There were a few others which I enjoyed reading; especially Angels and Demons by Purba Ray, The Perfectly Poached Egg by Ramya Maddali, The Girl Who Owned Castles by Giribala Joshi, Vaman by Rohit Gore and On the Other Side by Sakshi Nanda. However if not for giving me a “this is already tried and tested” or "could there have been more to it?" feeling, some of them left me wanting for more emotion rather than just words from the tales. What did stand out for me among these was the narration style that Purba Ray adopted; it was entirely different from the styles the remaining twenty six had used in this Anthology and would have worked really well if it had been more tightly coupled and descriptive.
These were the moments I truly enjoyed in this book but unfortunately there were times when I felt let down.
Some of the stories that I came across left me wondering not only about the narration but about the stories themselves thus not really making the cut for me. While all were structured in a similar format, I was taken aback by a Moral being added to one of them, it made me look back and forth wondering if all of the twenty seven were meant to have them; somehow it stood out like a sore thumb.
From an editing standpoint, I wish some more effort was put in avoiding simple typographical errors, while I tried ignoring them, they were proving to be quite a hindrance at some places, sometimes even threatening to take away the essence from the stories. Some of the metaphors used across the book also seemed forced and did not relate to the point being made, making me wonder if the story would have been more emphatic with their absence.

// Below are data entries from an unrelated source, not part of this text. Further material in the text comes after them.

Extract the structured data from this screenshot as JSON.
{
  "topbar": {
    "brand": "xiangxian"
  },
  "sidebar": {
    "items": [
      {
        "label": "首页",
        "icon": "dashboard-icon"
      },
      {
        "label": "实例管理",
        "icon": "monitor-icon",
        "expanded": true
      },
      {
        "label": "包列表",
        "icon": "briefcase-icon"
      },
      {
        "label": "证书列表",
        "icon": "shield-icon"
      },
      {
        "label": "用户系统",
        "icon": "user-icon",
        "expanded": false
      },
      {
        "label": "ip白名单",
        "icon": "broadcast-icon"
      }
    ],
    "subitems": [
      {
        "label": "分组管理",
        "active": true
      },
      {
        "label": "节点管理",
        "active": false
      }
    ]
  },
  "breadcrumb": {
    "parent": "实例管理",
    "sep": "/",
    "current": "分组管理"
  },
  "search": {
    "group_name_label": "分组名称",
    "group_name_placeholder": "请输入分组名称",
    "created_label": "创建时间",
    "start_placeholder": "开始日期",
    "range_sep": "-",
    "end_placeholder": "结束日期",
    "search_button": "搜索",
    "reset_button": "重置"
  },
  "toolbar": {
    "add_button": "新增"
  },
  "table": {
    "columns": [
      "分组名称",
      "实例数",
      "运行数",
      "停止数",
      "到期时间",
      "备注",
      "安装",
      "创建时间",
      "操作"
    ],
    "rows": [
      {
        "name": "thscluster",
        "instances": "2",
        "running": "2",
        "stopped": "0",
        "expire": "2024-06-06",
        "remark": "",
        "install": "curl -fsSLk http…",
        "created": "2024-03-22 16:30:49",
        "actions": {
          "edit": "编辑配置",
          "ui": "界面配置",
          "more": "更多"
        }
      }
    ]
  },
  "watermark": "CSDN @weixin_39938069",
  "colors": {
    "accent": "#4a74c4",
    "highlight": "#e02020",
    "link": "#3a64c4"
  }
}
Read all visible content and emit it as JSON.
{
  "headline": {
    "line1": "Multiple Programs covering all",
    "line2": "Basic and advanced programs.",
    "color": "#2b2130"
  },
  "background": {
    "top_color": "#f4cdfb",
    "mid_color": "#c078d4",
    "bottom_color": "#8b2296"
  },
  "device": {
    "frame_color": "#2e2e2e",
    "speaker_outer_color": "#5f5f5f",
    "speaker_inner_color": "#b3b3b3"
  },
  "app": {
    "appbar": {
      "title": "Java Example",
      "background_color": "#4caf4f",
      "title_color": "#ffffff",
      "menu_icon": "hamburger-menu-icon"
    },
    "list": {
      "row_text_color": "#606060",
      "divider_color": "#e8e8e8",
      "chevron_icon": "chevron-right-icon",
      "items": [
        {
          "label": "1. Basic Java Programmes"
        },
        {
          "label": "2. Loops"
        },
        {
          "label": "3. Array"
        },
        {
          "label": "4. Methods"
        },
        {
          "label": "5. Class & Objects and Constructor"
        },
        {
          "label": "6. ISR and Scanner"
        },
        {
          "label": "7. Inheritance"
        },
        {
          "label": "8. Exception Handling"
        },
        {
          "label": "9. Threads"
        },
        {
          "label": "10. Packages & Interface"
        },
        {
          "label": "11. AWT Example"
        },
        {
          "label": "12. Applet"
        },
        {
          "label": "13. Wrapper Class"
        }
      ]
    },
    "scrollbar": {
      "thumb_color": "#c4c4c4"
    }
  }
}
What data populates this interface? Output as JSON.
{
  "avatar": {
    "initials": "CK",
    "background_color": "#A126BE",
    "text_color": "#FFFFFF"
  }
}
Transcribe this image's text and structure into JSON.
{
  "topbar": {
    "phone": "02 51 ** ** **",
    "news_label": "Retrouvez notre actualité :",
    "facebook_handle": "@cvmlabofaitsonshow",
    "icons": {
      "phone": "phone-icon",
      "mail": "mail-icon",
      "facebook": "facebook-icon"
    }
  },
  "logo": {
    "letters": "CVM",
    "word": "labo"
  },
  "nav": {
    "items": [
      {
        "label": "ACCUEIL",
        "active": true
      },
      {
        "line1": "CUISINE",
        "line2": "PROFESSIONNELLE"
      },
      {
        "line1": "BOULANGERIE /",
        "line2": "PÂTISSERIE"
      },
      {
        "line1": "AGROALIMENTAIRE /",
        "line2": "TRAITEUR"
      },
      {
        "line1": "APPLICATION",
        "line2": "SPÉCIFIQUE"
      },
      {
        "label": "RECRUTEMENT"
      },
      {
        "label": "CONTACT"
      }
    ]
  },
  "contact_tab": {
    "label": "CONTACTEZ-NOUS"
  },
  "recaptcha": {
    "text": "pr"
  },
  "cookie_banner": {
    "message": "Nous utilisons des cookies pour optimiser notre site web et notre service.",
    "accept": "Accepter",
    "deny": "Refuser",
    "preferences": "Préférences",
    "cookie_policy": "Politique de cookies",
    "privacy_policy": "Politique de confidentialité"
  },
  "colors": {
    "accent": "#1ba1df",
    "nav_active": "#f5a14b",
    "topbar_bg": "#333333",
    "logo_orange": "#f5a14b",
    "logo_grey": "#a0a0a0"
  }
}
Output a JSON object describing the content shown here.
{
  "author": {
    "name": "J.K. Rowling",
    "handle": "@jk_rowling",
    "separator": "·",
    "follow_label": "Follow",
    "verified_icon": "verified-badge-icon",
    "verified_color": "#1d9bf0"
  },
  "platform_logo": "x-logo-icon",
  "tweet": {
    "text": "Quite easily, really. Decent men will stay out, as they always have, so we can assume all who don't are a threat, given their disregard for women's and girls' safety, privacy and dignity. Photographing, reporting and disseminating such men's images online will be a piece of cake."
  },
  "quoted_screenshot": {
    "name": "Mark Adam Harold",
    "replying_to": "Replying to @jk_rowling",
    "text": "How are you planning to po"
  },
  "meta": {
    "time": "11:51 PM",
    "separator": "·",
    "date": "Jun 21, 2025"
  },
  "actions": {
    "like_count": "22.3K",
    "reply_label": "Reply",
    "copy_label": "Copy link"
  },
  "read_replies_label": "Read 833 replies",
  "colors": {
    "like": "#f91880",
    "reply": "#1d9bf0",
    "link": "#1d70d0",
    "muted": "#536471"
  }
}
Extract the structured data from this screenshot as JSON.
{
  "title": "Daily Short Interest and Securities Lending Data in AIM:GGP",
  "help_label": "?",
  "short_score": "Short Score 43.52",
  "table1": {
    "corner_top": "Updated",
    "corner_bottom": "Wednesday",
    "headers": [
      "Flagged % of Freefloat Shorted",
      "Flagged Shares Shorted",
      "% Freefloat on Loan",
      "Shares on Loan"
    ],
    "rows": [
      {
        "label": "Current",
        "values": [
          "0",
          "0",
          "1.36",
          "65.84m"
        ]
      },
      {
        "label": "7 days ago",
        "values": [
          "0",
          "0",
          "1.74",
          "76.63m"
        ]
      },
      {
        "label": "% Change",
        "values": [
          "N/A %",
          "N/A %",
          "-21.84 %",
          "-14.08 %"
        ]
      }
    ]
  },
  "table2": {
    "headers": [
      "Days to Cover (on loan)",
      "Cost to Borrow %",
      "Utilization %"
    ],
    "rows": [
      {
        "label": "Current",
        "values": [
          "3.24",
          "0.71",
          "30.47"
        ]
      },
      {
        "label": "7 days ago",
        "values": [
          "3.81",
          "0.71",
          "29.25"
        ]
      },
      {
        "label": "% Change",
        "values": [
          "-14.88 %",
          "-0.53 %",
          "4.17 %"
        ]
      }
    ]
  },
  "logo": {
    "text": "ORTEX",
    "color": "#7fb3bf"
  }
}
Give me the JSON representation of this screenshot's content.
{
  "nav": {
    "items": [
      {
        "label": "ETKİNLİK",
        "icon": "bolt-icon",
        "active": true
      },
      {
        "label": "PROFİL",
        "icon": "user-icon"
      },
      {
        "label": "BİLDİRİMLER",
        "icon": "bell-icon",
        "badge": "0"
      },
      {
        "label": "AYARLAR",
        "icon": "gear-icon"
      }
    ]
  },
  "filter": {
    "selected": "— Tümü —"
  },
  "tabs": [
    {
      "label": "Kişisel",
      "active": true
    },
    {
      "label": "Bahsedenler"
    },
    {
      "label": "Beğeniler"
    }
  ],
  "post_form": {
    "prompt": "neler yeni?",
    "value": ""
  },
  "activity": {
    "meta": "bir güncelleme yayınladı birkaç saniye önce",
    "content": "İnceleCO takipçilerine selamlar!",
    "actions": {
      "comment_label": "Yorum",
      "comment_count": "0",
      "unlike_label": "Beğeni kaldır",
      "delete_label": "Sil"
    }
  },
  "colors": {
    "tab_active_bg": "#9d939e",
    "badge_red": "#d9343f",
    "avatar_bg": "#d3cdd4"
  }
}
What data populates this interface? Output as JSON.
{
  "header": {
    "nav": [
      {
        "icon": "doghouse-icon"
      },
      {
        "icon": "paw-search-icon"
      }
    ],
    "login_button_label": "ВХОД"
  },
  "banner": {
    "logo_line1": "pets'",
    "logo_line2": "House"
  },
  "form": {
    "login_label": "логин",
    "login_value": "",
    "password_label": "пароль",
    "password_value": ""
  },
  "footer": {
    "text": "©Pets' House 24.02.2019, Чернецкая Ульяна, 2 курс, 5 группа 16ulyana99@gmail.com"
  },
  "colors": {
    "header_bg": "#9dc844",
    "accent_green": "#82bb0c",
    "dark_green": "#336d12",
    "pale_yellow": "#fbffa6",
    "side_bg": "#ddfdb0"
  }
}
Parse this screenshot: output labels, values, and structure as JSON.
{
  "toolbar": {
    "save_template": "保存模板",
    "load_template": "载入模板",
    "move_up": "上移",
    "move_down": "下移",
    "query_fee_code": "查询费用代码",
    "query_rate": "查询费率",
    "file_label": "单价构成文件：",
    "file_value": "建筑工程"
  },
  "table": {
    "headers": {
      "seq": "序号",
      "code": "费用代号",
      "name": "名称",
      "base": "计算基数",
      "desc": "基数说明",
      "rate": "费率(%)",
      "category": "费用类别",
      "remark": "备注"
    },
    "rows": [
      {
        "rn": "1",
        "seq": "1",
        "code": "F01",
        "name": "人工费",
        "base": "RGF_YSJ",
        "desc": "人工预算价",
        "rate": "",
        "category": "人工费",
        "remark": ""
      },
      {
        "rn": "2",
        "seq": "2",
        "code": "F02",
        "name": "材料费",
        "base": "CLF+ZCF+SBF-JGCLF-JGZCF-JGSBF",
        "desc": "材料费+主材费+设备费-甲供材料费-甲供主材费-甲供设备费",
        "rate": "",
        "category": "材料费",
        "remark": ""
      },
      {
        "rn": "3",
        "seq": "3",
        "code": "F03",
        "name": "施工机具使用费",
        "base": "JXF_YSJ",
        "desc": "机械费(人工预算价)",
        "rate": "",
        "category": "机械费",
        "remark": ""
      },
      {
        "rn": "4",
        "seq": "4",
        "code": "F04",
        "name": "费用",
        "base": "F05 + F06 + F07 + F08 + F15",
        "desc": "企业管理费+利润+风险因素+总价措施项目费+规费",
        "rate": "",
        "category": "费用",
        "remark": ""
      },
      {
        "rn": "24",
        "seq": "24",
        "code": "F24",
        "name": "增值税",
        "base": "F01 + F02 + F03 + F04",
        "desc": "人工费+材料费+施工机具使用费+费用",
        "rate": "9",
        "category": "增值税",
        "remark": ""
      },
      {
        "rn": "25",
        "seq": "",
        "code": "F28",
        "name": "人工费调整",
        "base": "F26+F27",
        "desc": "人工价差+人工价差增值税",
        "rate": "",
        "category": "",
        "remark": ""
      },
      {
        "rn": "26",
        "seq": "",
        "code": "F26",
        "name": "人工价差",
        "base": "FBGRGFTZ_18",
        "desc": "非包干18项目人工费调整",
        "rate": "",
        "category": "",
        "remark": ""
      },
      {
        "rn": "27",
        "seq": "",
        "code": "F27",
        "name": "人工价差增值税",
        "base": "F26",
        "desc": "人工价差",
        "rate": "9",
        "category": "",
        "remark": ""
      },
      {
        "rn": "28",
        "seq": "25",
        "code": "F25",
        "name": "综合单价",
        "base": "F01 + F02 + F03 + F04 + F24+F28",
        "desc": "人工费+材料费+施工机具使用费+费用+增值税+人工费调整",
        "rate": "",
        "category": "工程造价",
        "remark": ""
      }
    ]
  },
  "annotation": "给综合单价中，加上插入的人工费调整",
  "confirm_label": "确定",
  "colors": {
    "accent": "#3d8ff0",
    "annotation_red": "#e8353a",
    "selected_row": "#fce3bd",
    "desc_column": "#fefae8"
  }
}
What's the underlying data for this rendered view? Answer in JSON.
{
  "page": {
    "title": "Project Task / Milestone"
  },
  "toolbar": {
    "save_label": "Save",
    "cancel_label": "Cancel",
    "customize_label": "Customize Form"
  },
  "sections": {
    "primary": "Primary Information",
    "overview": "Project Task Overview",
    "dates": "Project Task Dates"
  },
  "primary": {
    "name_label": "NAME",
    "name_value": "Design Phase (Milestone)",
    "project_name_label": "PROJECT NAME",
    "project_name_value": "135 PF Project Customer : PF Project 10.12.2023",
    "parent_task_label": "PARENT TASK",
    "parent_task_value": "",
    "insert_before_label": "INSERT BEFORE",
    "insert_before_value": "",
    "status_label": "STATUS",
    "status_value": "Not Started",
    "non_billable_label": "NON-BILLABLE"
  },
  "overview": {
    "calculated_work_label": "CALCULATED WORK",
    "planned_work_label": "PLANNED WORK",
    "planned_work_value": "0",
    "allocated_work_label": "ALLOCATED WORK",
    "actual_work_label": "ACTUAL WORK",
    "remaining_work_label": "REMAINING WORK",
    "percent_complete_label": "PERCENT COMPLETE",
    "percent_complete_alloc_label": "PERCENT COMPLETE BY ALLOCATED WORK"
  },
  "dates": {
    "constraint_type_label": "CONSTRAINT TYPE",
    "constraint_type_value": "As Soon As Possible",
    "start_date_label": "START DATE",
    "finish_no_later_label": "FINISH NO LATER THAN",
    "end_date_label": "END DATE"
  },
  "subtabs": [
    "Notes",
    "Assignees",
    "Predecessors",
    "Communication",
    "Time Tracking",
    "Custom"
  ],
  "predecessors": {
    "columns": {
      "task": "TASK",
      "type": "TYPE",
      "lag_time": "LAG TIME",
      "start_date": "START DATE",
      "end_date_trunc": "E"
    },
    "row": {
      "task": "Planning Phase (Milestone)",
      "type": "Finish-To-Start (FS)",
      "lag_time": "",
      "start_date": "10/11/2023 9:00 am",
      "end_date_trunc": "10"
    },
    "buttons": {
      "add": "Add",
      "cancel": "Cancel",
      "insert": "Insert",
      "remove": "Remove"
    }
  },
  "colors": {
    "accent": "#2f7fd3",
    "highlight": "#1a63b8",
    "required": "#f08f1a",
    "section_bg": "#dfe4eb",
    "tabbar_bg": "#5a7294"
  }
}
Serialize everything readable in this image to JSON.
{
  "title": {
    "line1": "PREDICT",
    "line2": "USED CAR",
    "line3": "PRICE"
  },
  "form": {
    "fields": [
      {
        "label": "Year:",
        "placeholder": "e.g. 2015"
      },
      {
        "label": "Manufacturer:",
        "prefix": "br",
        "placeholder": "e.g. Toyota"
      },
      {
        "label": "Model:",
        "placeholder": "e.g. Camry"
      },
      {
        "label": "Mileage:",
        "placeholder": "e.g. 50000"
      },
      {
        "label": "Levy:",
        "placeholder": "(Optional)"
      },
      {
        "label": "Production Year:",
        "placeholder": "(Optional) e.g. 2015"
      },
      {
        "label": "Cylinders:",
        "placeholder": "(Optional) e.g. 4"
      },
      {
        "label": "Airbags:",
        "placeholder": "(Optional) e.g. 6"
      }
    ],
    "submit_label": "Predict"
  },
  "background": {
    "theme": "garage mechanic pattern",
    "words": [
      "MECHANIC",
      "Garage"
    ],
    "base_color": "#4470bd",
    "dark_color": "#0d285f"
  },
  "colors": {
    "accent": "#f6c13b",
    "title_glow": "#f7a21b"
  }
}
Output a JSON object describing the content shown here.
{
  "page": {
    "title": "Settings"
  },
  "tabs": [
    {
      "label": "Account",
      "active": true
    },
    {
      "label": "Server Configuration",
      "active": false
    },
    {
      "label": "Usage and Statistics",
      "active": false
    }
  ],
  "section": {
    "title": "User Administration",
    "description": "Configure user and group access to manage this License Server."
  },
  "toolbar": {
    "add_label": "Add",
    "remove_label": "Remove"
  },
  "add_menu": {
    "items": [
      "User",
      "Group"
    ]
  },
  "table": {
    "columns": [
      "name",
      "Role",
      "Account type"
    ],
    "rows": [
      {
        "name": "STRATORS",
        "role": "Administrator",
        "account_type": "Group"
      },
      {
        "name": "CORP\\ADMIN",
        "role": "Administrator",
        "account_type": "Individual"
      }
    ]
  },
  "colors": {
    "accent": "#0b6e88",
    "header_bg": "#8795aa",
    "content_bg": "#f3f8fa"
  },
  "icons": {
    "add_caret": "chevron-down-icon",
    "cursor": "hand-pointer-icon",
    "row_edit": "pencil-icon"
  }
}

Having said that; Mango Chutney is a wonderful platform that brought out talent which otherwise might have taken longer to be discovered. A onetime read, I would recommend this book to those who wish to read tales based in India and want to experience the potential of the Indian Author of tomorrow coming to the surface.